From the beginning the Capuchins had some definite priorities:
Prayer and, in particular, contemplative prayer. The Capuchin Constitutions of 1536 laid down two hours of prayer daily: "We prescribe at least two hours of prayer, and that for the sake of the lukewarm and tepid, since truly spiritual friars pray at all times." (§41) (An earlier draft had prescribed four hours of meditation!)
Preaching, especially the preaching of repentance. Matthew of Bascio started out as a wandering preacher, and after his return to the Observants continued in this apostolate until his death. In the Catholic so-called "Counter-Reformation", Capuchin preachers such as Lawrence of Brindisi (1559–1619) and Fidelis of Sigmaringen (1577–1622) were responsible for winning back to the Church great numbers of people who had been alienated from it.
Service of the sick, especially those afflicted with plague: Matthew da Bascio in 1523, And Ludovico and Raphael of Fossombrone in 1527-1528, won the respect of a great number of people for their service of the sick during outbreaks of plague in the Camerino area. The 1536 Constitutions made this service a matter of obligation for the friars. And though this obligation was omitted from later versions of the Constitutions, service of the sick, especially in times of plague, became a Capuchin "thing". In the sixteenth and seventeenth centuries, more than 2,000 Capuchins gave their lives in caring for plague victims.
Service of the Poor: From the beginning, the Capuchins were devoted to the service of the poor, not simply helping them with alms, but defending them against injustice. Many were outspoken preachers of social justice. Along with other Franciscans, the Capuchins helped to pioneer the montes pietatis, fore-runners of the modern credit unions, which provided interest free loans to those in need, and helped them to break free from the clutches of money-lenders or "loan sharks", who then (as now) enslave people in an endless cycle of indebtedness.
Public service in time of disaster: In France, the Capuchins served as fire-fighters, (in Paris, 1616-1744; in St. Malo, 1714; in Alençon, 1744; in Le Havre, 1759). In Rouen, the fire station was known as la capucine.

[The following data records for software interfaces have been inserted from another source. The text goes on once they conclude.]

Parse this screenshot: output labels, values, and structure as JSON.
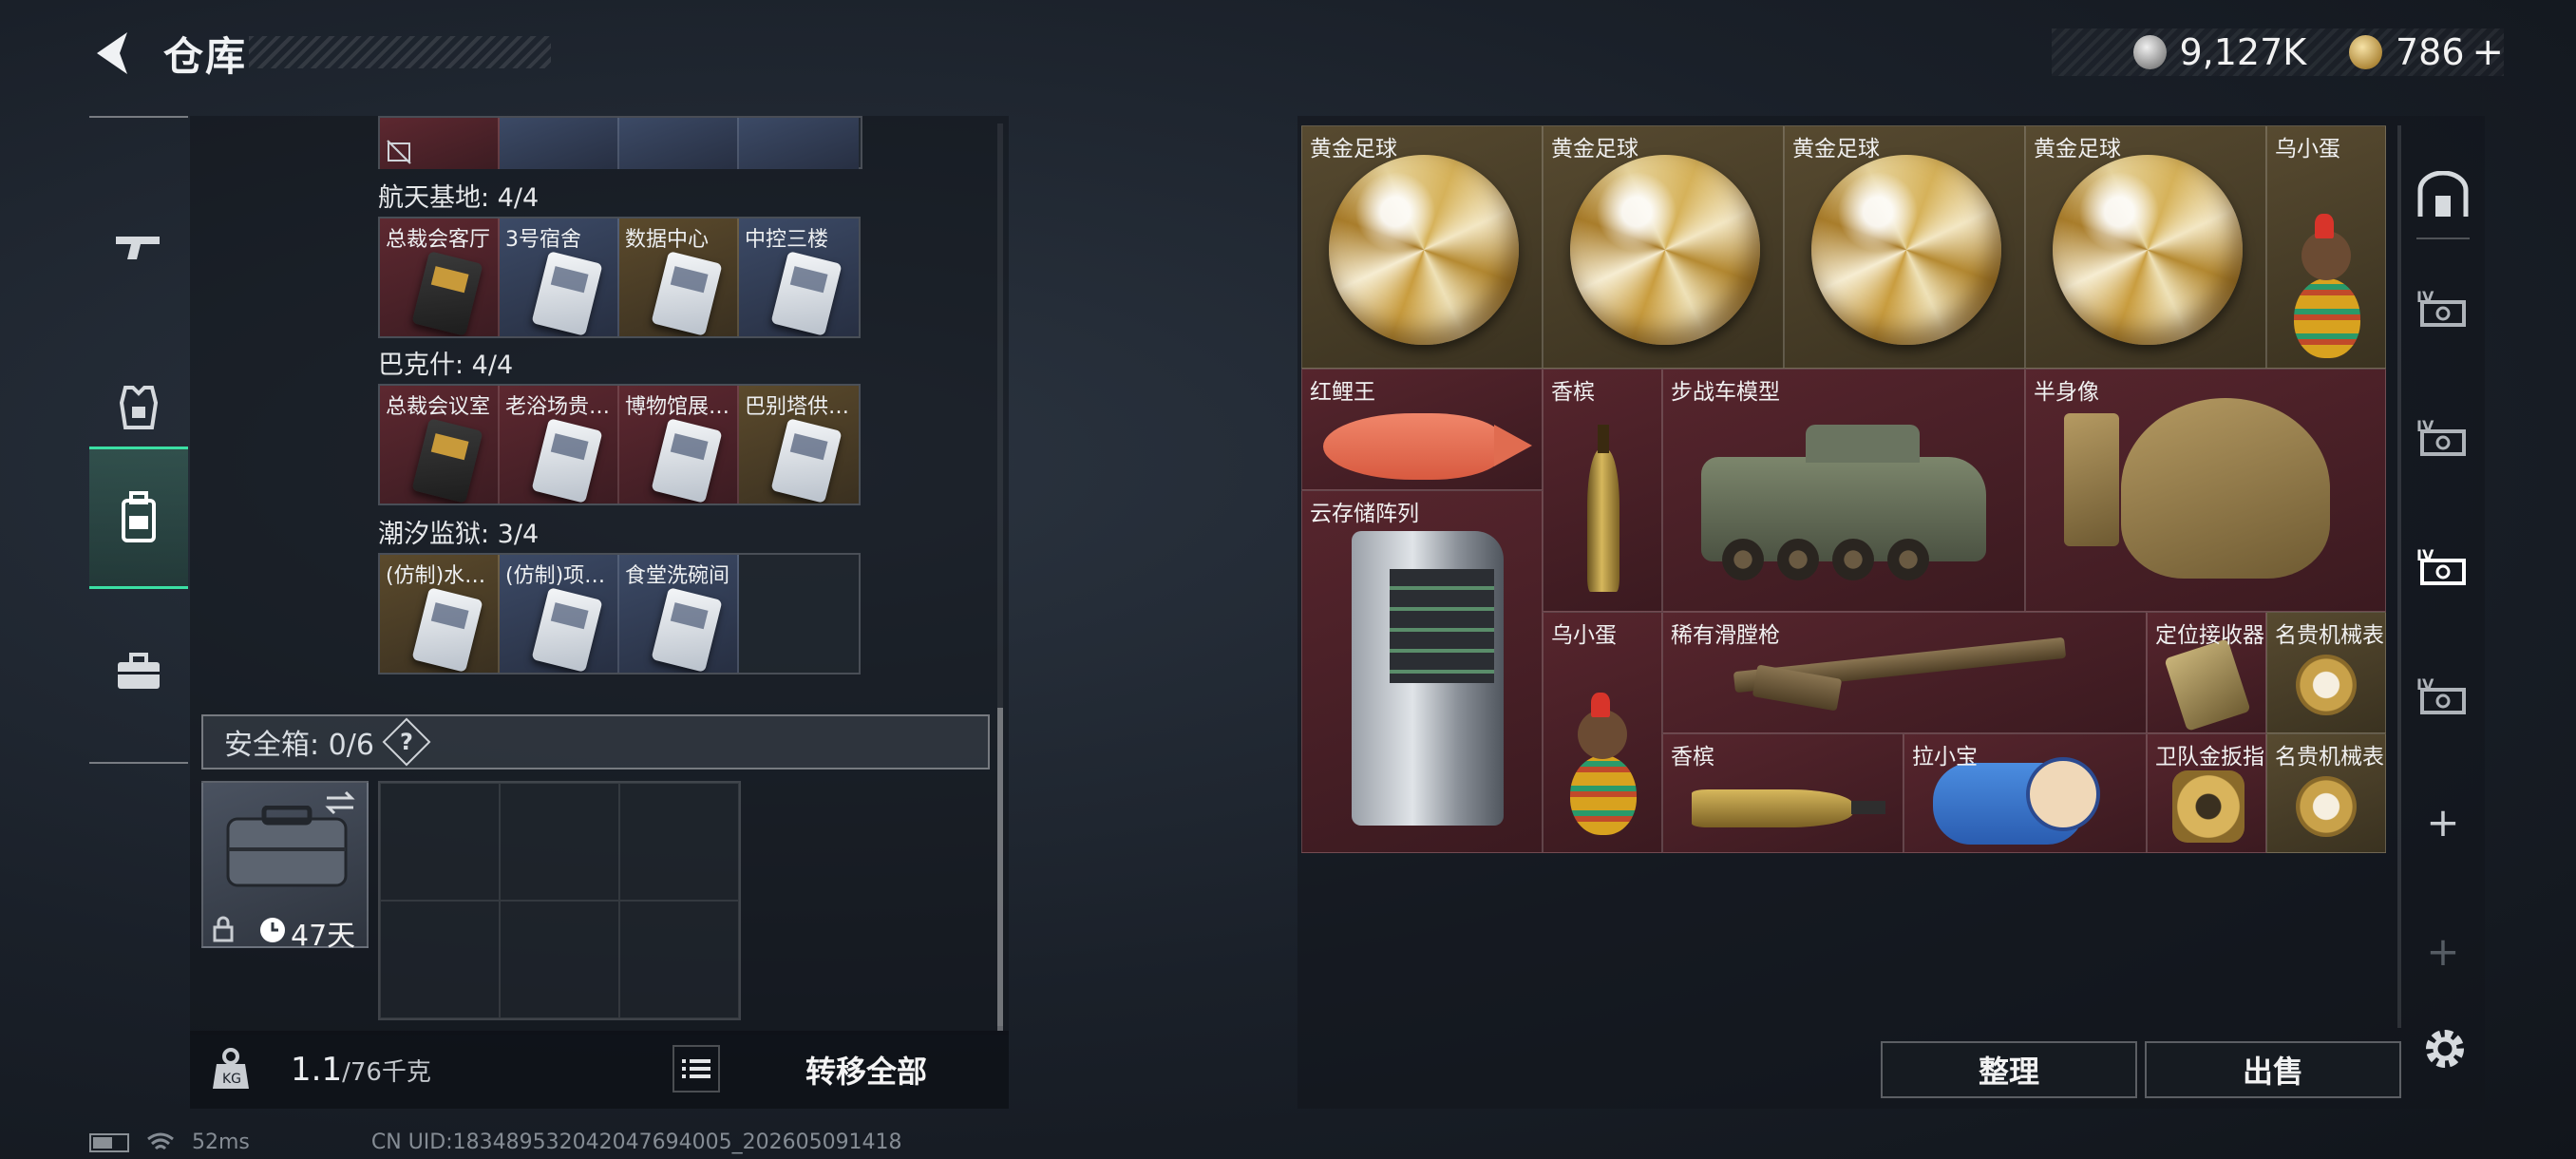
{
  "header": {
    "title": "仓库",
    "currency": [
      {
        "icon": "silver-coin-icon",
        "value": "9,127K"
      },
      {
        "icon": "gold-coin-icon",
        "value": "786",
        "suffix": "+"
      }
    ]
  },
  "left_nav": {
    "items": [
      {
        "icon": "gun-icon",
        "active": false
      },
      {
        "icon": "armor-icon",
        "active": false
      },
      {
        "icon": "backpack-icon",
        "active": true
      },
      {
        "icon": "briefcase-icon",
        "active": false
      }
    ]
  },
  "keycard_groups": [
    {
      "label": "航天基地: 4/4",
      "cards": [
        {
          "name": "总裁会客厅",
          "color": "red"
        },
        {
          "name": "3号宿舍",
          "color": "blue"
        },
        {
          "name": "数据中心",
          "color": "gold"
        },
        {
          "name": "中控三楼",
          "color": "blue"
        }
      ]
    },
    {
      "label": "巴克什: 4/4",
      "cards": [
        {
          "name": "总裁会议室",
          "color": "red"
        },
        {
          "name": "老浴场贵…",
          "color": "red"
        },
        {
          "name": "博物馆展…",
          "color": "red"
        },
        {
          "name": "巴别塔供…",
          "color": "gold"
        }
      ]
    },
    {
      "label": "潮汐监狱: 3/4",
      "cards": [
        {
          "name": "(仿制)水…",
          "color": "gold"
        },
        {
          "name": "(仿制)项…",
          "color": "blue"
        },
        {
          "name": "食堂洗碗间",
          "color": "blue"
        },
        {
          "name": "",
          "color": "empty"
        }
      ]
    }
  ],
  "safe_box": {
    "label": "安全箱: 0/6",
    "help": "?",
    "duration": "47天"
  },
  "weight": {
    "current": "1.1",
    "max": "/76千克"
  },
  "buttons": {
    "transfer_all": "转移全部",
    "sort": "整理",
    "sell": "出售"
  },
  "status": {
    "ping": "52ms",
    "uid": "CN UID:18348953204204769​4005_202605091418"
  },
  "stash_items": [
    {
      "name": "黄金足球"
    },
    {
      "name": "黄金足球"
    },
    {
      "name": "黄金足球"
    },
    {
      "name": "黄金足球"
    },
    {
      "name": "乌小蛋"
    },
    {
      "name": "红鲤王"
    },
    {
      "name": "香槟"
    },
    {
      "name": "步战车模型"
    },
    {
      "name": "半身像"
    },
    {
      "name": "云存储阵列"
    },
    {
      "name": "乌小蛋"
    },
    {
      "name": "稀有滑膛枪"
    },
    {
      "name": "定位接收器"
    },
    {
      "name": "名贵机械表"
    },
    {
      "name": "香槟"
    },
    {
      "name": "拉小宝"
    },
    {
      "name": "卫队金扳指"
    },
    {
      "name": "名贵机械表"
    }
  ],
  "right_nav": {
    "items": [
      {
        "icon": "storage-main-icon"
      },
      {
        "icon": "storage-tab-icon",
        "label": "IV"
      },
      {
        "icon": "storage-tab-icon",
        "label": "IV"
      },
      {
        "icon": "storage-tab-icon",
        "label": "IV",
        "active": true
      },
      {
        "icon": "storage-tab-icon",
        "label": "IV"
      },
      {
        "icon": "add-icon",
        "label": "+"
      },
      {
        "icon": "add-icon",
        "label": "+"
      }
    ]
  }
}
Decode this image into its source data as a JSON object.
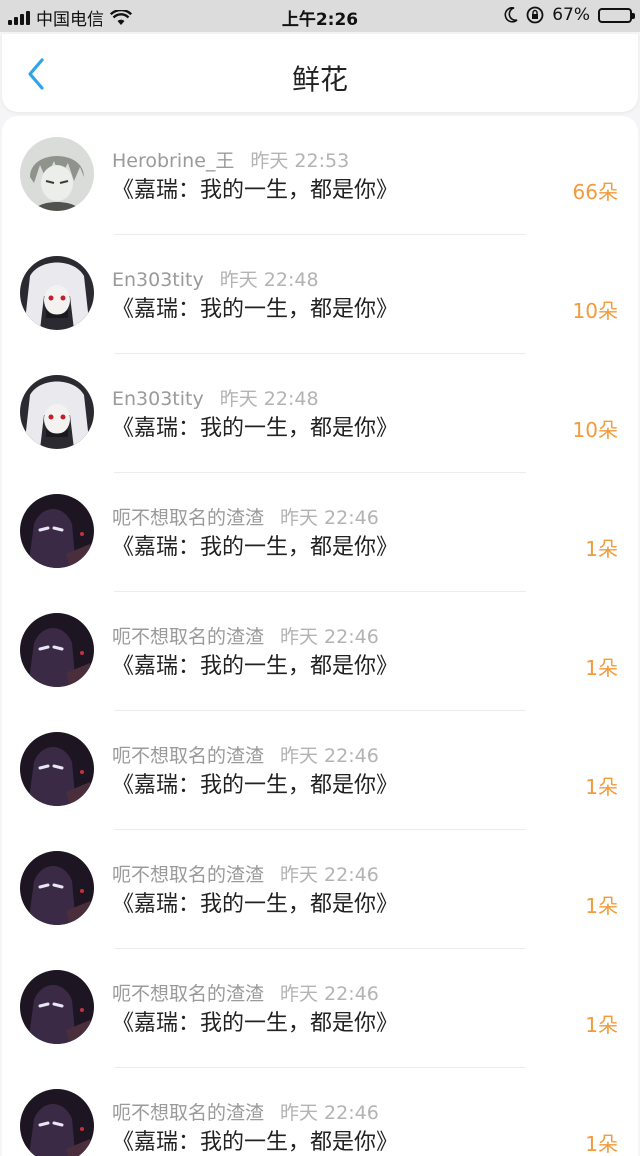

But as time went on, the Capuchins seem to have turned their hands to everything: teaching; evangelisation (e.g. from 1645 in the Kingdom of Kongo, that is, the northern part of modern Angola and the lower Congo river), and in Ethiopia; even diplomatic and peace-making missions. (Most famous of Capuchin diplomats was probably Joseph Tremblay du Paris, Cardinal Richelieu's right-hand man, the so-called "éminence grise"). Whatever needed to be done, the Capuchins were prepared to do it. In the almost half a millennium of their existence, it is remarkable that the priorities seem to have remained very much the same.